What solutions are available today?

Today’s market offers numerous solutions to solve thread incompatibilities for FDCs and fire hose.

QRFS carries a wide range of fire hose adapters designed to join fire hose, fire hydrants, and fire department connections with incompatible thread standards. Our stock of 1 1/2" and 2 1/2" brass adapters features NST, NPSH, and NPT-threaded fittings in configurations including Male x Male, Female x Male, and Female x Female.

A threaded brass adapter with two different thread sizes and types.

This brass MNST x MNPT reducer is part of our wide selection of adapters.

QRFS has a supply of brass nipples, reducers, swivels, and standard adapters available now, and access to a full range of aluminum adapters in almost any size. More often than not, we source your jurisdiction's unique thread standard.

If you need a cap or plug for your fire department connection, but can't quite identify your threads, consider purchasing an Adjust-a-Plug.  This universal plug features two adjustable metal plates that allow it to mate with a 2 1/2" coupling with any kind of thread. The front metal bolt permits the user to lock it in place on the FDC after the proper fit is achieved.

Red plug with adjustable metal bars

This 2 1/2-inch Adjust-a-Plug is just one of many options when you need a cap or plug to protect your fire department connection threads.

Take a look at our supply of fire department connections, threaded caps and chains, fire hose, and fire hose adapters.

Questions about this article or your own fire protection threads? Call us at +1 (888) 361-6662 or email [email protected].
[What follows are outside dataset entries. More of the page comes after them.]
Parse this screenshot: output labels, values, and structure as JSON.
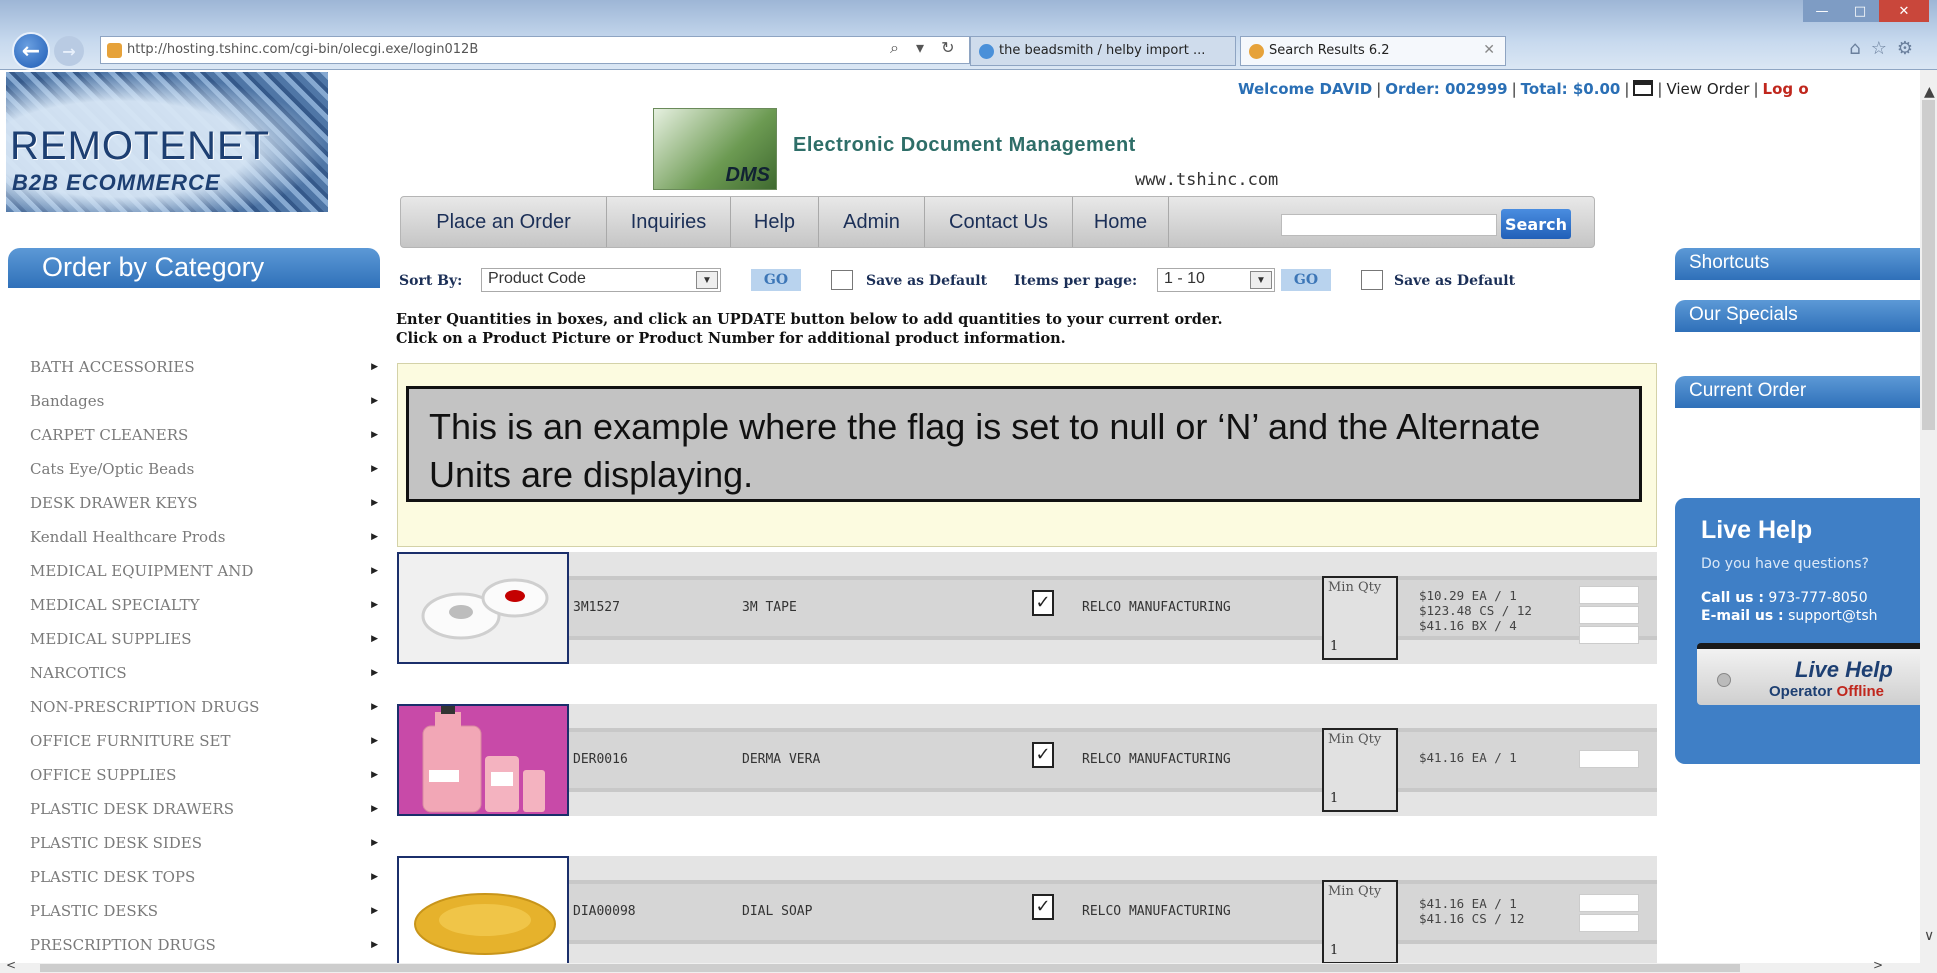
{
  "browser": {
    "address": "http://hosting.tshinc.com/cgi-bin/olecgi.exe/login012B",
    "address_actions": "⌕ ▾ ↻",
    "tabs": [
      {
        "label": "the beadsmith / helby import ..."
      },
      {
        "label": "Search Results 6.2"
      }
    ],
    "window_controls": {
      "minimize": "—",
      "maximize": "□",
      "close": "✕"
    },
    "toolbar_icons": "⌂☆⚙"
  },
  "logo": {
    "title": "REMOTENET",
    "subtitle": "B2B ECOMMERCE"
  },
  "dms": {
    "logo_text": "DMS",
    "title": "Electronic Document Management",
    "url": "www.tshinc.com"
  },
  "welcome": {
    "greeting": "Welcome DAVID",
    "order": "Order: 002999",
    "total": "Total: $0.00",
    "view_order": "View Order",
    "logout": "Log o"
  },
  "nav": {
    "items": [
      "Place an Order",
      "Inquiries",
      "Help",
      "Admin",
      "Contact Us",
      "Home"
    ],
    "search_label": "Search",
    "search_value": ""
  },
  "sidebar": {
    "header": "Order by Category",
    "categories": [
      "BATH ACCESSORIES",
      "Bandages",
      "CARPET CLEANERS",
      "Cats Eye/Optic Beads",
      "DESK DRAWER KEYS",
      "Kendall Healthcare Prods",
      "MEDICAL EQUIPMENT AND",
      "MEDICAL SPECIALTY",
      "MEDICAL SUPPLIES",
      "NARCOTICS",
      "NON-PRESCRIPTION DRUGS",
      "OFFICE FURNITURE SET",
      "OFFICE SUPPLIES",
      "PLASTIC DESK DRAWERS",
      "PLASTIC DESK SIDES",
      "PLASTIC DESK TOPS",
      "PLASTIC DESKS",
      "PRESCRIPTION DRUGS"
    ]
  },
  "sort_bar": {
    "sort_by_label": "Sort By:",
    "sort_by_value": "Product Code",
    "go_label": "GO",
    "save_default_label": "Save as Default",
    "items_per_page_label": "Items per page:",
    "items_per_page_value": "1 - 10"
  },
  "instructions": {
    "line1": "Enter Quantities in boxes, and click an UPDATE button below to add quantities to your current order.",
    "line2": "Click on a Product Picture or Product Number for additional product information."
  },
  "callout": {
    "text": "This is an example where the flag is set to null or ‘N’ and the Alternate Units are displaying."
  },
  "products": [
    {
      "code": "3M1527",
      "name": "3M TAPE",
      "checked": "✓",
      "manufacturer": "RELCO MANUFACTURING",
      "min_qty_label": "Min Qty",
      "min_qty": "1",
      "prices": [
        "$10.29 EA / 1",
        "$123.48 CS / 12",
        "$41.16 BX / 4"
      ],
      "image": "tape-rolls"
    },
    {
      "code": "DER0016",
      "name": "DERMA VERA",
      "checked": "✓",
      "manufacturer": "RELCO MANUFACTURING",
      "min_qty_label": "Min Qty",
      "min_qty": "1",
      "prices": [
        "$41.16 EA / 1"
      ],
      "image": "lotion-bottles"
    },
    {
      "code": "DIA00098",
      "name": "DIAL SOAP",
      "checked": "✓",
      "manufacturer": "RELCO MANUFACTURING",
      "min_qty_label": "Min Qty",
      "min_qty": "1",
      "prices": [
        "$41.16 EA / 1",
        "$41.16 CS / 12"
      ],
      "image": "soap-bar"
    }
  ],
  "right_sidebar": {
    "shortcuts": "Shortcuts",
    "specials": "Our Specials",
    "current_order": "Current Order",
    "live_help": {
      "title": "Live Help",
      "question": "Do you have questions?",
      "call_label": "Call us :",
      "call_value": "973-777-8050",
      "email_label": "E-mail us :",
      "email_value": "support@tsh",
      "button_title": "Live Help",
      "status_label": "Operator",
      "status_value": "Offline"
    }
  },
  "scroll_arrows": {
    "up": "▲",
    "down": "∨",
    "left": "<",
    "right": ">"
  },
  "colors": {
    "accent_blue": "#2f70b9",
    "offline_red": "#c0271d",
    "callout_bg": "#c3c3c3",
    "yellow_box": "#fcfbe0"
  }
}
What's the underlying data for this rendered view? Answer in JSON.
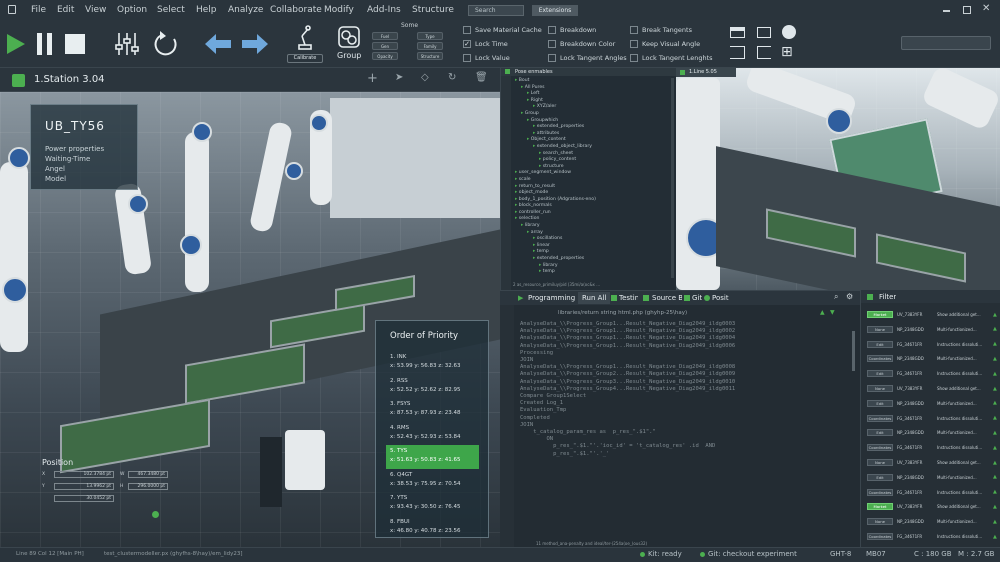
{
  "menu": [
    "File",
    "Edit",
    "View",
    "Option",
    "Select",
    "Help",
    "Analyze",
    "Collaborate",
    "Modify",
    "Add-Ins",
    "Structure"
  ],
  "menu_search": "Search",
  "menu_extensions": "Extensions",
  "toolbar": {
    "calibrate_label": "Calibrate",
    "group_label": "Group",
    "some_label": "Some",
    "some_buttons": [
      "Fuel",
      "Type",
      "Gen",
      "Family",
      "Opacity",
      "Structure"
    ],
    "checks": [
      {
        "label": "Save Material Cache",
        "checked": false
      },
      {
        "label": "Breakdown",
        "checked": false
      },
      {
        "label": "Break Tangents",
        "checked": false
      },
      {
        "label": "Lock Time",
        "checked": true
      },
      {
        "label": "Breakdown Color",
        "checked": false
      },
      {
        "label": "Keep Visual Angle",
        "checked": false
      },
      {
        "label": "Lock Value",
        "checked": false
      },
      {
        "label": "Lock Tangent Angles",
        "checked": false
      },
      {
        "label": "Lock Tangent Lenghts",
        "checked": false
      }
    ]
  },
  "left_tab": {
    "title": "1.Station 3.04"
  },
  "overlay": {
    "title": "UB_TY56",
    "lines": [
      "Power properties",
      "Waiting-Time",
      "Angel",
      "Model"
    ]
  },
  "position": {
    "title": "Position",
    "rows": [
      {
        "a": "X",
        "av": "102.3784 pt",
        "b": "W",
        "bv": "467.3480 pt"
      },
      {
        "a": "Y",
        "av": "13.9962 pt",
        "b": "H",
        "bv": "296.0000 pt"
      },
      {
        "a": "",
        "av": "30.0452 pt",
        "b": "",
        "bv": ""
      }
    ]
  },
  "priority": {
    "title": "Order of Priority",
    "items": [
      {
        "name": "1. INK",
        "val": "x: 53.99 y: 56.83 z: 32.63",
        "selected": false
      },
      {
        "name": "2. RSS",
        "val": "x: 52.52 y: 52.62 z: 82.95",
        "selected": false
      },
      {
        "name": "3. FSYS",
        "val": "x: 87.53 y: 87.93 z: 23.48",
        "selected": false
      },
      {
        "name": "4. RMS",
        "val": "x: 52.43 y: 52.93 z: 53.84",
        "selected": false
      },
      {
        "name": "5. TYS",
        "val": "x: 51.63 y: 50.83 z: 41.65",
        "selected": true
      },
      {
        "name": "6. Q4GT",
        "val": "x: 38.53 y: 75.95 z: 70.54",
        "selected": false
      },
      {
        "name": "7. YTS",
        "val": "x: 93.43 y: 30.50 z: 76.45",
        "selected": false
      },
      {
        "name": "8. FBUI",
        "val": "x: 46.80 y: 40.78 z: 23.56",
        "selected": false
      }
    ]
  },
  "tree": {
    "title": "Pose enmables",
    "items": [
      "Bout",
      "All Pures",
      "Left",
      "Right",
      "XYZ/aler",
      "Group",
      "Groupwhich",
      "extended_properties",
      "attributes",
      "Object_content",
      "extended_object_library",
      "search_sheet",
      "policy_content",
      "structure",
      "user_segment_window",
      "scale",
      "return_to_result",
      "object_mode",
      "body_1_position (Adgrations-eno)",
      "block_normals",
      "controller_run",
      "selection",
      "library",
      "array",
      "oscillations",
      "linear",
      "temp",
      "extended_properties",
      "library",
      "temp"
    ],
    "footer": "2 as_resource_primiluy/pid (35mi/a(oc&x ..."
  },
  "right_tab": {
    "title": "1.Line 5.05"
  },
  "programming": {
    "tabs": [
      "Programming",
      "Run All",
      "Testing",
      "Source Br",
      "Git",
      "Posit"
    ],
    "file": "libraries/return string html.php (ghyhp-25\\hay)",
    "lines": [
      "AnalyseData_\\\\Progress_Group1...Result_Negative_Diag2049_ildg0003",
      "AnalyseData_\\\\Progress_Group1...Result_Negative_Diag2049_ildg0002",
      "AnalyseData_\\\\Progress_Group1...Result_Negative_Diag2049_ildg0004",
      "AnalyseData_\\\\Progress_Group1...Result_Negative_Diag2049_ildg0006",
      "",
      "Processing",
      "JOIN",
      "AnalyseData_\\\\Progress_Group1...Result_Negative_Diag2049_ildg0008",
      "AnalyseData_\\\\Progress_Group2...Result_Negative_Diag2049_ildg0009",
      "AnalyseData_\\\\Progress_Group3...Result_Negative_Diag2049_ildg0010",
      "AnalyseData_\\\\Progress_Group4...Result_Negative_Diag2049_ildg0011",
      "",
      "Compare Group1Select",
      "Created Log_1",
      "Evaluation_Tmp",
      "Completed",
      "JOIN",
      "    t_catalog_param_res as  p_res_\".$1\".\"",
      "        ON",
      "          p_res_\".$1.\"'.'ioc_id' = 't_catalog_res' .id  AND",
      "          p_res_\".$1.\"'.'_'"
    ],
    "footer": "11 method_ana-penalty and ideal/ter-(254a(oe_(ous32)"
  },
  "filter": {
    "title": "Filter",
    "rows": [
      {
        "btn": "Market",
        "on": true,
        "code": "UV_7383YFR",
        "desc": "Show additional get..."
      },
      {
        "btn": "None",
        "on": false,
        "code": "NP_2348GDD",
        "desc": "Multi-functionized..."
      },
      {
        "btn": "Edit",
        "on": false,
        "code": "FG_34671FR",
        "desc": "Instructions dissoluti..."
      },
      {
        "btn": "Coordinates",
        "on": false,
        "code": "NP_2348GDD",
        "desc": "Multi-functionized..."
      },
      {
        "btn": "Edit",
        "on": false,
        "code": "FG_34671FR",
        "desc": "Instructions dissoluti..."
      },
      {
        "btn": "None",
        "on": false,
        "code": "UV_7383YFR",
        "desc": "Show additional get..."
      },
      {
        "btn": "Edit",
        "on": false,
        "code": "NP_2348GDD",
        "desc": "Multi-functionized..."
      },
      {
        "btn": "Coordinates",
        "on": false,
        "code": "FG_34671FR",
        "desc": "Instructions dissoluti..."
      },
      {
        "btn": "Edit",
        "on": false,
        "code": "NP_2348GDD",
        "desc": "Multi-functionized..."
      },
      {
        "btn": "Coordinates",
        "on": false,
        "code": "FG_34671FR",
        "desc": "Instructions dissoluti..."
      },
      {
        "btn": "None",
        "on": false,
        "code": "UV_7383YFR",
        "desc": "Show additional get..."
      },
      {
        "btn": "Edit",
        "on": false,
        "code": "NP_2348GDD",
        "desc": "Multi-functionized..."
      },
      {
        "btn": "Coordinates",
        "on": false,
        "code": "FG_34671FR",
        "desc": "Instructions dissoluti..."
      },
      {
        "btn": "Market",
        "on": true,
        "code": "UV_7383YFR",
        "desc": "Show additional get..."
      },
      {
        "btn": "None",
        "on": false,
        "code": "NP_2348GDD",
        "desc": "Multi-functionized..."
      },
      {
        "btn": "Coordinates",
        "on": false,
        "code": "FG_34671FR",
        "desc": "Instructions dissoluti..."
      }
    ]
  },
  "status": {
    "left": "Line 89 Col 12 [Main PH]",
    "file": "test_clustermodeller.px (ghyfhs-8\\hay)/em_lidy23]",
    "kit": "Kit: ready",
    "git": "Git: checkout experiment",
    "ghts": "GHT-8",
    "mb": "MB07",
    "c": "C : 180 GB",
    "m": "M : 2.7 GB"
  },
  "colors": {
    "accent": "#4caf50",
    "panel": "#232d35",
    "text": "#cfd8dc"
  }
}
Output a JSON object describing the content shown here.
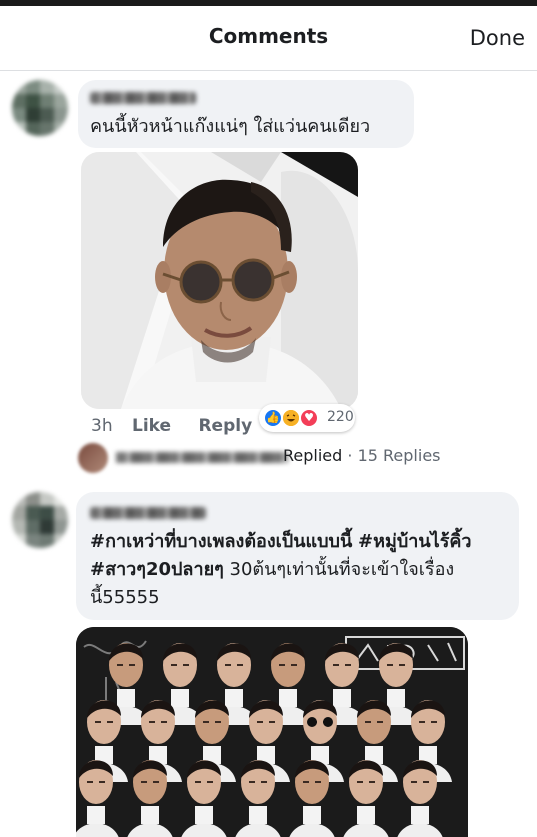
{
  "header": {
    "title": "Comments",
    "done_label": "Done"
  },
  "comments": [
    {
      "author_name_visible": false,
      "text": "คนนี้หัวหน้าแก๊งแน่ๆ ใส่แว่นคนเดียว",
      "has_photo": true,
      "time": "3h",
      "like_label": "Like",
      "reply_label": "Reply",
      "reactions": {
        "icons": [
          "like-reaction-icon",
          "haha-reaction-icon",
          "love-reaction-icon"
        ],
        "count": "220"
      },
      "replies": {
        "replied_label": "Replied",
        "separator": "·",
        "count_label": "15 Replies"
      }
    },
    {
      "author_name_visible": false,
      "hashtag1": "#กาเหว่าที่บางเพลงต้องเป็นแบบนี้",
      "hashtag2": "#หมู่บ้านไร้คิ้ว",
      "hashtag3": "#สาวๆ20ปลายๆ",
      "text_line2_rest": " 30ต้นๆเท่านั้นที่จะเข้าใจเรื่อง",
      "text_line3": "นี้55555",
      "has_photo": true
    }
  ],
  "colors": {
    "bubble_bg": "#f0f2f5",
    "text": "#1c1e21",
    "meta_text": "#606770",
    "like_blue": "#1877f2",
    "love_red": "#f33e58",
    "haha_yellow": "#f7b125"
  }
}
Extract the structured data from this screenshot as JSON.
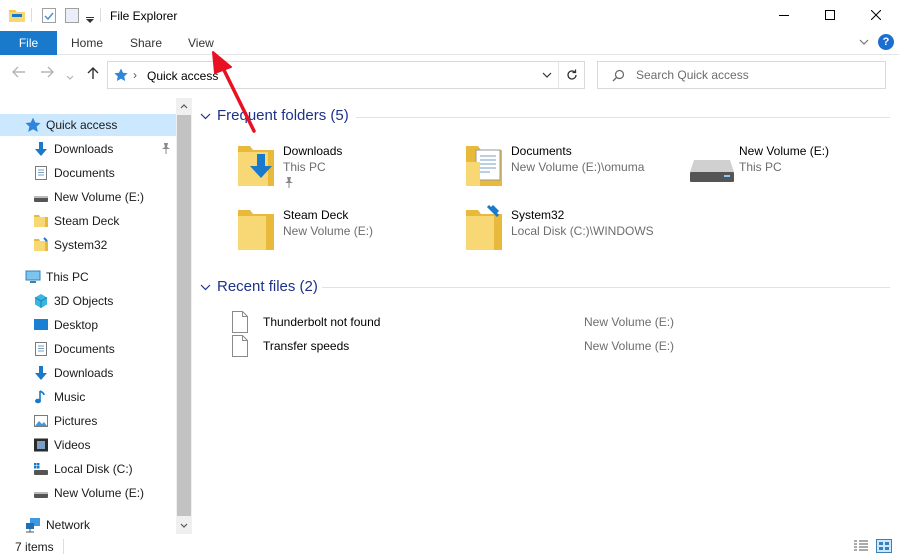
{
  "window": {
    "title": "File Explorer",
    "minimize_icon": "minimize-icon",
    "maximize_icon": "maximize-icon",
    "close_icon": "close-icon"
  },
  "quick_access_toolbar": [
    "folder-icon",
    "properties-icon",
    "new-folder-icon",
    "customize-dropdown-icon"
  ],
  "ribbon": {
    "tabs": [
      {
        "label": "File",
        "active": true
      },
      {
        "label": "Home"
      },
      {
        "label": "Share"
      },
      {
        "label": "View"
      }
    ],
    "help_label": "?"
  },
  "address_bar": {
    "separator": "›",
    "location": "Quick access",
    "search_placeholder": "Search Quick access"
  },
  "nav_pane": {
    "items": [
      {
        "label": "Quick access",
        "icon": "star-icon",
        "selected": true,
        "pinned": false
      },
      {
        "label": "Downloads",
        "icon": "downloads-icon",
        "pinned": true
      },
      {
        "label": "Documents",
        "icon": "documents-icon"
      },
      {
        "label": "New Volume (E:)",
        "icon": "drive-icon"
      },
      {
        "label": "Steam Deck",
        "icon": "folder-icon"
      },
      {
        "label": "System32",
        "icon": "system-folder-icon"
      },
      {
        "label": "This PC",
        "icon": "pc-icon"
      },
      {
        "label": "3D Objects",
        "icon": "3d-objects-icon"
      },
      {
        "label": "Desktop",
        "icon": "desktop-icon"
      },
      {
        "label": "Documents",
        "icon": "documents-icon"
      },
      {
        "label": "Downloads",
        "icon": "downloads-icon"
      },
      {
        "label": "Music",
        "icon": "music-icon"
      },
      {
        "label": "Pictures",
        "icon": "pictures-icon"
      },
      {
        "label": "Videos",
        "icon": "videos-icon"
      },
      {
        "label": "Local Disk (C:)",
        "icon": "windows-drive-icon"
      },
      {
        "label": "New Volume (E:)",
        "icon": "drive-icon"
      },
      {
        "label": "Network",
        "icon": "network-icon"
      }
    ]
  },
  "frequent_folders": {
    "header": "Frequent folders (5)",
    "items": [
      {
        "name": "Downloads",
        "location": "This PC",
        "icon": "downloads-folder-icon",
        "pinned": true
      },
      {
        "name": "Documents",
        "location": "New Volume (E:)\\omuma",
        "icon": "documents-folder-icon"
      },
      {
        "name": "New Volume (E:)",
        "location": "This PC",
        "icon": "drive-icon"
      },
      {
        "name": "Steam Deck",
        "location": "New Volume (E:)",
        "icon": "folder-icon"
      },
      {
        "name": "System32",
        "location": "Local Disk (C:)\\WINDOWS",
        "icon": "system-folder-icon"
      }
    ]
  },
  "recent_files": {
    "header": "Recent files (2)",
    "items": [
      {
        "name": "Thunderbolt not found",
        "location": "New Volume (E:)",
        "icon": "file-icon"
      },
      {
        "name": "Transfer speeds",
        "location": "New Volume (E:)",
        "icon": "file-icon"
      }
    ]
  },
  "status_bar": {
    "count": "7 items",
    "views": [
      "details-view-icon",
      "large-icons-view-icon"
    ]
  },
  "annotation": {
    "icon": "red-arrow-pointing-to-view-tab",
    "color": "#e81123"
  },
  "colors": {
    "accent": "#1979ca",
    "header_blue": "#1e3287",
    "selection": "#cce8ff"
  }
}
This blog was originally posted by Jason Hugo and Anna Hartenbach at on November 9, 2017 and updated on January 21, 2019. Check us out at or on Twitter @QuickResponseFS.